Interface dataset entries

━━━━━━━━━━

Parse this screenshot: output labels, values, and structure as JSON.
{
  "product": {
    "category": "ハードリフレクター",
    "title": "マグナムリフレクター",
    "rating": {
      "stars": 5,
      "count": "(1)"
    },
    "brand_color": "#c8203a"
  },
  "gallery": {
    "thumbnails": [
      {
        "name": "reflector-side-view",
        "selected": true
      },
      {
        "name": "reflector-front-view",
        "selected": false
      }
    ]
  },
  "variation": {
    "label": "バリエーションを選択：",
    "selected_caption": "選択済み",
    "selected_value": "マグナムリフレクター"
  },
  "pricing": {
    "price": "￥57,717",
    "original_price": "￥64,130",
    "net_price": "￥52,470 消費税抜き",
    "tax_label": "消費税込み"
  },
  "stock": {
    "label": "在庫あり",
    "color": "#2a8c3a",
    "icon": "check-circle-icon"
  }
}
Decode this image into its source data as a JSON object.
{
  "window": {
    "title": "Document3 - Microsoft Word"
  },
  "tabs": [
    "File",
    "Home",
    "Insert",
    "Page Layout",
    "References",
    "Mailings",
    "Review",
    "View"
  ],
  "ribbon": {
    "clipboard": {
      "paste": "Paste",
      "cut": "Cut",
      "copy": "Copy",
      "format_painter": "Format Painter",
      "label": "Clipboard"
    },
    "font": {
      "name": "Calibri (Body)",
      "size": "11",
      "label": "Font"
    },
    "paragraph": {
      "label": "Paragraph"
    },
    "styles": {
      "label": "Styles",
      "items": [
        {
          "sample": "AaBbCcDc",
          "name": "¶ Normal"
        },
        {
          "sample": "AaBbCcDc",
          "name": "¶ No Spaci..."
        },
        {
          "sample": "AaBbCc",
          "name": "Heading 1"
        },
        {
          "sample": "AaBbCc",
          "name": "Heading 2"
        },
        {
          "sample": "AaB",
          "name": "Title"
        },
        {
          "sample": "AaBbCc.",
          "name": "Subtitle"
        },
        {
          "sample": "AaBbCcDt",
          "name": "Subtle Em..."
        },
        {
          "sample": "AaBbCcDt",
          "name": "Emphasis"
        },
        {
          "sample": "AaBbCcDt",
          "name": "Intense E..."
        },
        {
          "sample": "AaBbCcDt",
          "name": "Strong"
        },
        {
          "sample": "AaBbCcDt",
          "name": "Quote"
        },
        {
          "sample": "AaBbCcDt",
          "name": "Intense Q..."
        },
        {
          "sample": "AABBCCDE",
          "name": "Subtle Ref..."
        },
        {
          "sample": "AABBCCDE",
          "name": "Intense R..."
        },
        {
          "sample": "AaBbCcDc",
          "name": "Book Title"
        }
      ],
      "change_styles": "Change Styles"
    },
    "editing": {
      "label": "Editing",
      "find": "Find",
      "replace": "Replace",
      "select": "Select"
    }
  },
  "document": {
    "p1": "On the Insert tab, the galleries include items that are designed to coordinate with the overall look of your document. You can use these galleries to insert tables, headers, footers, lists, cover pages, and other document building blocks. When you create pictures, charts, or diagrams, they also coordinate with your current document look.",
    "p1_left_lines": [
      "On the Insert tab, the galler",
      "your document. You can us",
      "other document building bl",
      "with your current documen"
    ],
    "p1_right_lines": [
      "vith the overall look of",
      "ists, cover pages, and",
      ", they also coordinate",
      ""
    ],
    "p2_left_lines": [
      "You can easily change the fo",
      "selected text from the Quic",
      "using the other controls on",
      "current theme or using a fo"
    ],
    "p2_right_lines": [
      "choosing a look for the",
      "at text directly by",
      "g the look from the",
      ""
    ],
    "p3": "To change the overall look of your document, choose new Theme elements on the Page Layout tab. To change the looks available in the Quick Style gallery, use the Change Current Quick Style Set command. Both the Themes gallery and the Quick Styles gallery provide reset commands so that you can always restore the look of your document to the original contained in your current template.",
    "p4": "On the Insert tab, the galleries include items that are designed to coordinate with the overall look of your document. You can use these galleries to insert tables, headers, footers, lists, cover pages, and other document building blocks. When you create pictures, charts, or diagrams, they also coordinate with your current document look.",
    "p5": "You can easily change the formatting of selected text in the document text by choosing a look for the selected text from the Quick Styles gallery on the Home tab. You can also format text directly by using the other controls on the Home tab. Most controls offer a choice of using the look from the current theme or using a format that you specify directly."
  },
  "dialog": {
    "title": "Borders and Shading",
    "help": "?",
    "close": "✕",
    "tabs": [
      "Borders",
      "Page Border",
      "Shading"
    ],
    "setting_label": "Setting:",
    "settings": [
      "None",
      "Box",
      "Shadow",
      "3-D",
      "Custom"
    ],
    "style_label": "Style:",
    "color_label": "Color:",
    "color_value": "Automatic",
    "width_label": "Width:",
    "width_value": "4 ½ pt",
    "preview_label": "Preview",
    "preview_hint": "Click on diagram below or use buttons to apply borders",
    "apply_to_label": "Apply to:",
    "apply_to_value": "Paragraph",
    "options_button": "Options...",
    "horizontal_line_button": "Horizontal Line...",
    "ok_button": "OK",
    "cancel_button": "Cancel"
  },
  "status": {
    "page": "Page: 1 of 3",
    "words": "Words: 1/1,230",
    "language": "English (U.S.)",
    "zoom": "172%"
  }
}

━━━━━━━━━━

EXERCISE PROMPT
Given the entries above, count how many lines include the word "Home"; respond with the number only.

SOLUTION TO THIS EXERCISE
2